Until now, if you wanted to use an actual ruby method inside a CloudForms Automate Method, you would need to define that method where you used it. That meant if you had six different methods that were using the same Ruby method, say for an API call, it would need to be defined six times.

In CloudForms 4.6, we're getting something called the embedded method. This allows us to create a base method with all our reusable methods, and let all the Automate Methods that want to use it inherit it. This will greatly reduce the amount of code that you actually have to write and maintain, and when something does change, you'll be changing it in one place instead of six.

Let's take a simple use case. You want to print out your ASCII spirit animal in several places (obviously this is a common use case), but you only want to define it in one place. To achieve this, first we need to define a base method, and fill it with the methods we want.

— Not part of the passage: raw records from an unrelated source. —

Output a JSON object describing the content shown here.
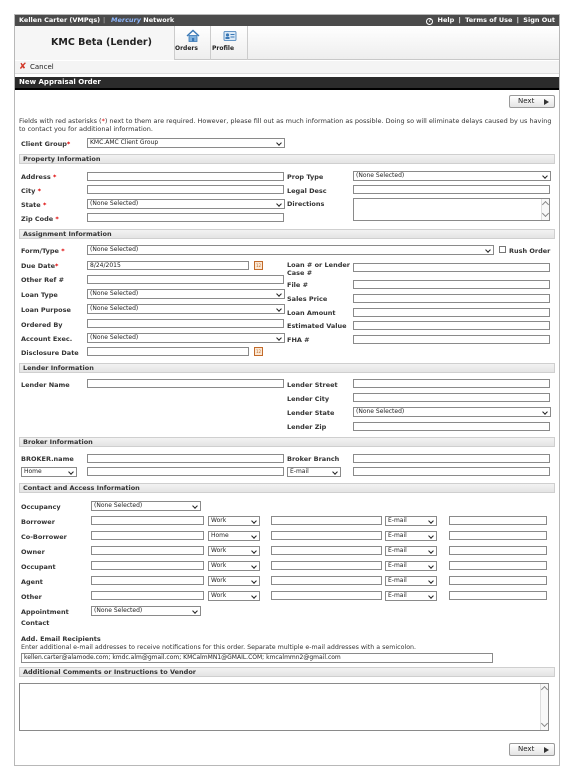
{
  "topbar": {
    "user": "Kellen Carter (VMPqs)",
    "separator": "|",
    "network_brand": "Mercury",
    "network_suffix": "Network",
    "help": "Help",
    "terms": "Terms of Use",
    "signout": "Sign Out",
    "divider": "|"
  },
  "header": {
    "brand": "KMC Beta (Lender)",
    "nav": [
      {
        "label": "Orders",
        "icon": "home-icon"
      },
      {
        "label": "Profile",
        "icon": "profile-card-icon"
      }
    ]
  },
  "toolbar": {
    "cancel_label": "Cancel"
  },
  "page": {
    "title": "New Appraisal Order",
    "next_label": "Next"
  },
  "intro": {
    "part1": "Fields with red asterisks (",
    "asterisk": "*",
    "part2": ") next to them are required. However, please fill out as much information as possible. Doing so will eliminate delays caused by us having to contact you for additional information."
  },
  "client_group": {
    "label": "Client Group",
    "value": "KMC.AMC Client Group"
  },
  "property": {
    "header": "Property Information",
    "address_label": "Address",
    "city_label": "City",
    "state_label": "State",
    "state_value": "(None Selected)",
    "zip_label": "Zip Code",
    "prop_type_label": "Prop Type",
    "prop_type_value": "(None Selected)",
    "legal_label": "Legal Desc",
    "directions_label": "Directions"
  },
  "assignment": {
    "header": "Assignment Information",
    "form_type_label": "Form/Type",
    "form_type_value": "(None Selected)",
    "rush_label": "Rush Order",
    "due_date_label": "Due Date",
    "due_date_value": "8/24/2015",
    "other_ref_label": "Other Ref #",
    "loan_type_label": "Loan Type",
    "loan_type_value": "(None Selected)",
    "loan_purpose_label": "Loan Purpose",
    "loan_purpose_value": "(None Selected)",
    "ordered_by_label": "Ordered By",
    "account_exec_label": "Account Exec.",
    "account_exec_value": "(None Selected)",
    "disclosure_label": "Disclosure Date",
    "loan_num_label_1": "Loan # or Lender",
    "loan_num_label_2": "Case #",
    "file_label": "File #",
    "sales_price_label": "Sales Price",
    "loan_amount_label": "Loan Amount",
    "est_value_label": "Estimated Value",
    "fha_label": "FHA #",
    "cal_glyph": "12"
  },
  "lender": {
    "header": "Lender Information",
    "name_label": "Lender Name",
    "street_label": "Lender Street",
    "city_label": "Lender City",
    "state_label": "Lender State",
    "state_value": "(None Selected)",
    "zip_label": "Lender Zip"
  },
  "broker": {
    "header": "Broker Information",
    "name_label": "BROKER.name",
    "branch_label": "Broker Branch",
    "phone_type": "Home",
    "email_type": "E-mail"
  },
  "contact": {
    "header": "Contact and Access Information",
    "occupancy_label": "Occupancy",
    "occupancy_value": "(None Selected)",
    "rows": [
      {
        "label": "Borrower",
        "phone_type": "Work",
        "email_type": "E-mail"
      },
      {
        "label": "Co-Borrower",
        "phone_type": "Home",
        "email_type": "E-mail"
      },
      {
        "label": "Owner",
        "phone_type": "Work",
        "email_type": "E-mail"
      },
      {
        "label": "Occupant",
        "phone_type": "Work",
        "email_type": "E-mail"
      },
      {
        "label": "Agent",
        "phone_type": "Work",
        "email_type": "E-mail"
      },
      {
        "label": "Other",
        "phone_type": "Work",
        "email_type": "E-mail"
      }
    ],
    "appointment_label_1": "Appointment",
    "appointment_label_2": "Contact",
    "appointment_value": "(None Selected)"
  },
  "emails": {
    "label": "Add. Email Recipients",
    "help": "Enter additional e-mail addresses to receive notifications for this order. Separate multiple e-mail addresses with a semicolon.",
    "value": "kellen.carter@alamode.com; kmdc.alm@gmail.com; KMCalmMN1@GMAIL.COM; kmcalmmn2@gmail.com"
  },
  "comments": {
    "header": "Additional Comments or Instructions to Vendor"
  },
  "colors": {
    "topbar": "#4b4b4b",
    "titlebar": "#2b2b2b",
    "required": "#dd0000",
    "accent_blue": "#8fb8ff"
  }
}
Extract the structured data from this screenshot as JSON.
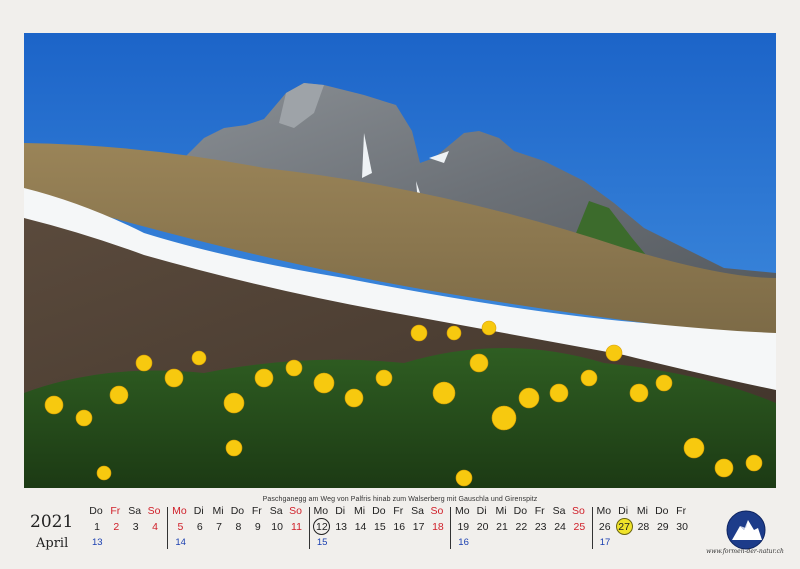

In this example we define a custom logging method "log", and two ASCII spirit animals. Now we'll need an Automate Method to inherit this. When you create a new Automate Method, you now have an option to "Add Method" under the embedded methods section above the editor:


Once we do this, our test_base method is inheriting all the methods in our base_methods method. The code in our test_base method looks like this:

log("this works")
5.times do 

As you can see, we're calling 4 methods that aren't defined. 3 of them are defined in base_methods, and we'll talk about the 4th one later. Here are the results when this gets executed.
There's our crane...
and there's our log() method and our tiger.

some other things

One thing to be aware of is that this doesn't appear to support nested inheritance. So if you inherit Method1, and Method1 is inheriting Method2, you'll only get the methods from Method1. You can, however, inherit more than one method, which we actually did in the example above. The 4th method, awesome_sauce (which just prints out the words "Awesome Sauce" and a bunch of asterisks), is not being defined in either test_base or base_method. It's defined in a third method, base2. Since test_base is inheriting both base_method and base2, however, this method gets executed successfully as well.